### WORK TO COMPLETE
Wherever the string "legend" appears in the records, return the line that holds it.

Page and application data records:
╔══

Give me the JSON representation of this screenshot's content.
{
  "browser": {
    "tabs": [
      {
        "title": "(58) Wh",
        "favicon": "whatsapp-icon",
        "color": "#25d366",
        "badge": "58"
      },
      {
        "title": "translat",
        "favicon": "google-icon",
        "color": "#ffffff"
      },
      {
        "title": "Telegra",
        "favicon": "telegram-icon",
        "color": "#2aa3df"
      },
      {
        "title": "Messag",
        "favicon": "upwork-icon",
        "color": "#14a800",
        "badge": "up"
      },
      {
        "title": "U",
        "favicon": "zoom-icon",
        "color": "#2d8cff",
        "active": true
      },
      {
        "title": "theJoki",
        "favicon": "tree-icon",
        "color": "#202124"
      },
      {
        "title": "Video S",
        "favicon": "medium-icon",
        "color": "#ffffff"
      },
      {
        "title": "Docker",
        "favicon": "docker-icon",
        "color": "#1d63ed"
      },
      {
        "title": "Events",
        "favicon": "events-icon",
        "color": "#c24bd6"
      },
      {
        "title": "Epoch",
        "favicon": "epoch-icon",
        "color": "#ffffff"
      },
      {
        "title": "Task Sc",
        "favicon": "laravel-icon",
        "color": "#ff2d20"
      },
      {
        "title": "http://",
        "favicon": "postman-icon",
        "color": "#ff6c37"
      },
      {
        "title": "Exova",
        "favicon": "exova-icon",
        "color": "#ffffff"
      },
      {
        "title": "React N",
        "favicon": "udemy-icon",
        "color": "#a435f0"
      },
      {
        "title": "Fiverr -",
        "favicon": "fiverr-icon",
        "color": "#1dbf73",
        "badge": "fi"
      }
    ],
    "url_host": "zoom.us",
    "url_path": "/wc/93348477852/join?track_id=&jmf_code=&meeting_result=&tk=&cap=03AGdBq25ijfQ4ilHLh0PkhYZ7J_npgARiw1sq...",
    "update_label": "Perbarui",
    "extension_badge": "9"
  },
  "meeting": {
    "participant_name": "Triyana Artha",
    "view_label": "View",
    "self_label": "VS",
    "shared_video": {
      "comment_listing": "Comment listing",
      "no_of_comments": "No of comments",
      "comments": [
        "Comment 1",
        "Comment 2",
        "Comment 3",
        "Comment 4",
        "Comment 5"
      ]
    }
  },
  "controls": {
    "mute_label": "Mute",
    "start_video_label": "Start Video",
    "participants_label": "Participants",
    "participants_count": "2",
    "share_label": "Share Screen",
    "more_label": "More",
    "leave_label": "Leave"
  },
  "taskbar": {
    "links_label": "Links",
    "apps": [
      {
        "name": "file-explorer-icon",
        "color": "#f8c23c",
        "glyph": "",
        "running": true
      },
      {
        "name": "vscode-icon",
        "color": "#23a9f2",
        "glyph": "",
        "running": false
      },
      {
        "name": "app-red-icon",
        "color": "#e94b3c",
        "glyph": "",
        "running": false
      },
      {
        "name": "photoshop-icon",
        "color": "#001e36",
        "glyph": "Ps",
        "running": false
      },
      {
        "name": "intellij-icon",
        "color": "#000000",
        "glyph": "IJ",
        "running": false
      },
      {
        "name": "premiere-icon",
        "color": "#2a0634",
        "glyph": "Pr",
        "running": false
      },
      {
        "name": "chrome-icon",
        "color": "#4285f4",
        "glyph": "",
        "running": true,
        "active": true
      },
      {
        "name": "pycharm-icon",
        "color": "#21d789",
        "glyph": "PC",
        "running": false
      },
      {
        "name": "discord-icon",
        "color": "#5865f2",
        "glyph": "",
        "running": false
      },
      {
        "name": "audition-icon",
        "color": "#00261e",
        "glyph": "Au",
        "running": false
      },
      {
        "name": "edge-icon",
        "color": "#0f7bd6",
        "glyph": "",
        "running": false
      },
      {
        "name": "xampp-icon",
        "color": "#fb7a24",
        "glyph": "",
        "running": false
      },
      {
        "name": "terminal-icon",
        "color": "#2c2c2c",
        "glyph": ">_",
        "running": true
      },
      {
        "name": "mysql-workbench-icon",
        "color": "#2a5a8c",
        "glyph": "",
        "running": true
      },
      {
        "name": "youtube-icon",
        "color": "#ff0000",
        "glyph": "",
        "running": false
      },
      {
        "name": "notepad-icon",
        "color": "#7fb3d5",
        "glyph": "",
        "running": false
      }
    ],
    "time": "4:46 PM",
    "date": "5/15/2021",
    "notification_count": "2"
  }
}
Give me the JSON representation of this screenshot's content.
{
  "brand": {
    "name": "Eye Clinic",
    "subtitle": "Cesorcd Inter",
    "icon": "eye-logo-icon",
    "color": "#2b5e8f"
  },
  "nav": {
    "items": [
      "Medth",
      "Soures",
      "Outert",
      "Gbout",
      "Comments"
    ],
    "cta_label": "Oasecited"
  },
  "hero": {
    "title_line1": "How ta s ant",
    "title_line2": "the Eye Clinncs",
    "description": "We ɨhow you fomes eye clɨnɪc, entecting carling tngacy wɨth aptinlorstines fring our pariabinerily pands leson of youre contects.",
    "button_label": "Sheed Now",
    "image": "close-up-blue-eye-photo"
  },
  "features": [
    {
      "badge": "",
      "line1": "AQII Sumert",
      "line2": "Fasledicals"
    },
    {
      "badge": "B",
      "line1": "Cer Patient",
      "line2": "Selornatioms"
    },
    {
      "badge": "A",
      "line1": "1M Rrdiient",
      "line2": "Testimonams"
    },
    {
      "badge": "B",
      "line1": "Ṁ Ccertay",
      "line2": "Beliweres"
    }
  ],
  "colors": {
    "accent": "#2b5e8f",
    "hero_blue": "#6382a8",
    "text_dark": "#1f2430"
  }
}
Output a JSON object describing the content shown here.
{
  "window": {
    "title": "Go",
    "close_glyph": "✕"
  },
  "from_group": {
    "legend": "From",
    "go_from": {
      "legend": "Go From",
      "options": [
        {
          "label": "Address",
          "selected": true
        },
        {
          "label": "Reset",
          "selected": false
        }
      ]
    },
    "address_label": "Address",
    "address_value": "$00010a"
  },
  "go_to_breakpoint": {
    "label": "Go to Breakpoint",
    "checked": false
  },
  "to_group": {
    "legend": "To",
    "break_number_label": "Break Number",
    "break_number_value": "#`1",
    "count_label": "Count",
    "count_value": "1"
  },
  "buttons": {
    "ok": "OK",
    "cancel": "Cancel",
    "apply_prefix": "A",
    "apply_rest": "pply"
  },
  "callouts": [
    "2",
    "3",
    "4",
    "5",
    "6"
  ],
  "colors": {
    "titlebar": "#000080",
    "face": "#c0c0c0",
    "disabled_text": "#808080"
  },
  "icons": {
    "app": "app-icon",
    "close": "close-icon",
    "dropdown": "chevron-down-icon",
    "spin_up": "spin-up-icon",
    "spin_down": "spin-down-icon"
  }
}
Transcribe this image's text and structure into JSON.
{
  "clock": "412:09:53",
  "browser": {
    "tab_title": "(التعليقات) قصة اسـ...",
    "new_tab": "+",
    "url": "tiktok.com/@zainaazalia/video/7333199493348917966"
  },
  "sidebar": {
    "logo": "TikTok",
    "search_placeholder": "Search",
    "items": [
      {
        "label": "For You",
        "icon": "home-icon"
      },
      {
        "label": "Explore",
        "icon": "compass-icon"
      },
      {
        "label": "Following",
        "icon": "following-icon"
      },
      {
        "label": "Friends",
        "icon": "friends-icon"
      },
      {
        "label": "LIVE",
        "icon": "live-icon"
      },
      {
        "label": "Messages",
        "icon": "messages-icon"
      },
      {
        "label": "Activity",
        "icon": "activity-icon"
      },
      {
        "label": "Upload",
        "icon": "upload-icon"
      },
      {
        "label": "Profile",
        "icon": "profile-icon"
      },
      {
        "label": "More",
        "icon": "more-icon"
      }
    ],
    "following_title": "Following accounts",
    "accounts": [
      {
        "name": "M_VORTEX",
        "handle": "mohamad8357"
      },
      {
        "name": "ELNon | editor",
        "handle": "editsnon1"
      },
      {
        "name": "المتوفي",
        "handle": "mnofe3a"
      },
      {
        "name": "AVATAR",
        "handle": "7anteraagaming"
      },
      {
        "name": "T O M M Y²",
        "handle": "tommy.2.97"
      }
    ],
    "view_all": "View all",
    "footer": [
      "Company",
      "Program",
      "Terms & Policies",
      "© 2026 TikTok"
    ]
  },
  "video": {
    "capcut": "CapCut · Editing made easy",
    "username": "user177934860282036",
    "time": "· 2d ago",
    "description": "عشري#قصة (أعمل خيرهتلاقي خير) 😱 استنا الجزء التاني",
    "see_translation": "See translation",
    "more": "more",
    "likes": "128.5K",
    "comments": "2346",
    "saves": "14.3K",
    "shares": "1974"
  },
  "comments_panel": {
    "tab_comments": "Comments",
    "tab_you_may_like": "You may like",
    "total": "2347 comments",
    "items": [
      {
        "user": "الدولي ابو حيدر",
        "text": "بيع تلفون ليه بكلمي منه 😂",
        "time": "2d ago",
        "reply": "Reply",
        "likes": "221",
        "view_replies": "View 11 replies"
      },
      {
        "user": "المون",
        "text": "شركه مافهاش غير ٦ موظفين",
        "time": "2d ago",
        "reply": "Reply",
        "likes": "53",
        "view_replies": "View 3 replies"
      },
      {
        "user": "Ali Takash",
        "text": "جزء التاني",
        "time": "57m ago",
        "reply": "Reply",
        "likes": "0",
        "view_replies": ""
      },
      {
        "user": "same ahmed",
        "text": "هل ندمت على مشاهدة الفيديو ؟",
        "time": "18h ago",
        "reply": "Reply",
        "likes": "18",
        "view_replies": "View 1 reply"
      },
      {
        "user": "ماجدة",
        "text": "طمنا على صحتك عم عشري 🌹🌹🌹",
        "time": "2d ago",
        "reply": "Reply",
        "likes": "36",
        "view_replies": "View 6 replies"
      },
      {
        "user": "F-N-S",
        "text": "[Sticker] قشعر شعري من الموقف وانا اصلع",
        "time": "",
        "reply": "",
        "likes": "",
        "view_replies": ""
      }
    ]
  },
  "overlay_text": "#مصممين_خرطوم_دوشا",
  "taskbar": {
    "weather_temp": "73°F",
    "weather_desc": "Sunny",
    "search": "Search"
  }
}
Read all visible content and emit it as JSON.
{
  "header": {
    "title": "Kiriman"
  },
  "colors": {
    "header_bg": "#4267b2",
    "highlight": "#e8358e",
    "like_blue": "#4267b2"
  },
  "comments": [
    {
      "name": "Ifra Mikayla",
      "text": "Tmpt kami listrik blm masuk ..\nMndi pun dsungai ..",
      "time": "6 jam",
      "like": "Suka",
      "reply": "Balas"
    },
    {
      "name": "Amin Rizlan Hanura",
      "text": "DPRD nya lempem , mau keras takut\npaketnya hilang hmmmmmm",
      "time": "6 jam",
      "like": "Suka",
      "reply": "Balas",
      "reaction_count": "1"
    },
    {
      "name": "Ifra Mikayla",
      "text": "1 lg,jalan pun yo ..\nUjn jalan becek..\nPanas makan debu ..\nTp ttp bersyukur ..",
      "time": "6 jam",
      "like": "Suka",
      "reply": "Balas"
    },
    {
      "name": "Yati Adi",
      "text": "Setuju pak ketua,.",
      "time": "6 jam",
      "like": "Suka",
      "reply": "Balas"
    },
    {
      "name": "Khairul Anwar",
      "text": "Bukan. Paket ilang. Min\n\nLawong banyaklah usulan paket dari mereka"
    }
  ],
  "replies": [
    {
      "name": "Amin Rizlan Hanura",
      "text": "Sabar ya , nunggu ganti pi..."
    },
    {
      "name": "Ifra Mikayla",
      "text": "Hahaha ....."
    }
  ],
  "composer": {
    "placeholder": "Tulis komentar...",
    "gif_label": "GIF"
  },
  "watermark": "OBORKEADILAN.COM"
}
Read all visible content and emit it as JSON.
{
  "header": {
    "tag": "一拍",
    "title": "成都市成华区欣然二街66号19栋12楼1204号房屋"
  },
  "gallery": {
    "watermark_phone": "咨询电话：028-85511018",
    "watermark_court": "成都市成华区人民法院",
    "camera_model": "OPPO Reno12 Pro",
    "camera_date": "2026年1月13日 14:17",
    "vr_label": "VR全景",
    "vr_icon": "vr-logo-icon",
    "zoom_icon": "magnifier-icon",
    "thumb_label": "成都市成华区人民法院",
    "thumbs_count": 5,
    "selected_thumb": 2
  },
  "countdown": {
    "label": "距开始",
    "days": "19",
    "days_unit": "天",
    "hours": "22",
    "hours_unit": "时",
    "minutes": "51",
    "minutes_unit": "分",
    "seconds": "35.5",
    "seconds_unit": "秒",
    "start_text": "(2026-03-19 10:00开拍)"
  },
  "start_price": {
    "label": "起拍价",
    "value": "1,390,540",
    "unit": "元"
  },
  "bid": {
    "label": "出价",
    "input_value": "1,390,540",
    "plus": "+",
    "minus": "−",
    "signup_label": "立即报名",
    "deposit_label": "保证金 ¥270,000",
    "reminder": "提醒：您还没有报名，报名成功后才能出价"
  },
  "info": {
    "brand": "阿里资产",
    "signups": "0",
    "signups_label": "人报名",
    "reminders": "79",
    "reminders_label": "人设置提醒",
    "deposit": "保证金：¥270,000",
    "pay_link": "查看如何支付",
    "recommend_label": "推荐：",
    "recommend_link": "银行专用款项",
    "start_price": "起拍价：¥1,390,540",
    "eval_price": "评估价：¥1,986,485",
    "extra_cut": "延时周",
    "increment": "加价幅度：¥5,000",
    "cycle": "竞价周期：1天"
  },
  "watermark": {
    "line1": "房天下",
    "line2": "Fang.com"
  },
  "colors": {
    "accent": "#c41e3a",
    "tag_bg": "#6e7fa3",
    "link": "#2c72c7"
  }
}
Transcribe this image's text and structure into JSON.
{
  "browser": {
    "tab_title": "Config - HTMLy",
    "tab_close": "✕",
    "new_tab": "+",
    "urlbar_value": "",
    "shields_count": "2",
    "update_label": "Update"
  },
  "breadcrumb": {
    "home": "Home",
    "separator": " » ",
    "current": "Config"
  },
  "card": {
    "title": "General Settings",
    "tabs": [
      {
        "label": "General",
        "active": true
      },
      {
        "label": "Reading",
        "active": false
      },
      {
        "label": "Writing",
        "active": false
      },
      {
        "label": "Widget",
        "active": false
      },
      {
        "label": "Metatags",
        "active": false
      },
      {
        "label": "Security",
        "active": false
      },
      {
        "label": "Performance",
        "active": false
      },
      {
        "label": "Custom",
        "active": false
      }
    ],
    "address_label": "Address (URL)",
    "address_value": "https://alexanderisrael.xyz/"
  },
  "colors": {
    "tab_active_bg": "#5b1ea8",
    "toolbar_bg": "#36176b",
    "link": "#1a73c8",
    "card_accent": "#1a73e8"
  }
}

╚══

### OUTPUT BELOW
    "legend": "From",
      "legend": "Go From",
    "legend": "To",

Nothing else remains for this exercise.